- Music -
Heartland-inspired music, history, and acoustic instrument tips.
Best-loved railroad songs and the stories behind them.
Learn important guitar chords quickly, to jump start your ability to play along on any song. With a few tools and an hour or two of work, you can make your guitar, banjo, or mandolin much more responsive.  Instruments with movable bridges can have better-than-new intonation as well. Resources for learning Folk Music and instruments quickly Check out our article on finding good used guitars.
Carols of many countries, including music, lyrics, and the story behind the songs. X and Y-generation Christians take Contemporary Christian music, including worship, for granted, but the first generation of Contemporary Christian musicians faced strong, and often bitter resistance. Different kinds of music call for different kinds of banjos.  Just trying to steer you in the right direction. New, used, or vintage - tips for whatever your needs and preferences. Wax recordings from the early 1900s, mostly collected by George Nelson.  Download them all for a 'period' album. Explains the various kinds of acoustic guitar and what to look for in each.
Look to Riverboat Music buyers' guide for descriptions of musical instruments by people who play musical instruments. Learn 5-string banjo at your own speed, with many examples and user-friendly explanations. Explains the various kinds of banjos and what each is good for. Learn more about our newsletter for roots-based and acoustic music.

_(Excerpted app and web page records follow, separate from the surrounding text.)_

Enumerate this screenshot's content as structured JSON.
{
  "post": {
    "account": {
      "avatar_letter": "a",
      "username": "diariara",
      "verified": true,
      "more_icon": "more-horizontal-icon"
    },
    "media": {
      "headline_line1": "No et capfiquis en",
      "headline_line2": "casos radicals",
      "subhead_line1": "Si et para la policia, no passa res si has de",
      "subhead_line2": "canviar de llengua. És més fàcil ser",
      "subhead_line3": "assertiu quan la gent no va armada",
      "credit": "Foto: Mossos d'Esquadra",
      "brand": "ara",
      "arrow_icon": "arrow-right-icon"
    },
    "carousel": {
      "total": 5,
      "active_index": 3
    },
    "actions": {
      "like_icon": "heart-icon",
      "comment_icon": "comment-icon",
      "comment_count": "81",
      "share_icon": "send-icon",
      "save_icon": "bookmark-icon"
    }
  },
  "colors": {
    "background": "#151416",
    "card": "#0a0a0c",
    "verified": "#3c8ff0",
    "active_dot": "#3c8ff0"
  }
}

Folks with Bb or Eb instruments can contribute to worship services, but the WAY they do depends on the way the worship leader approaches the music. A page devoted to some of Paul's own music endeavors.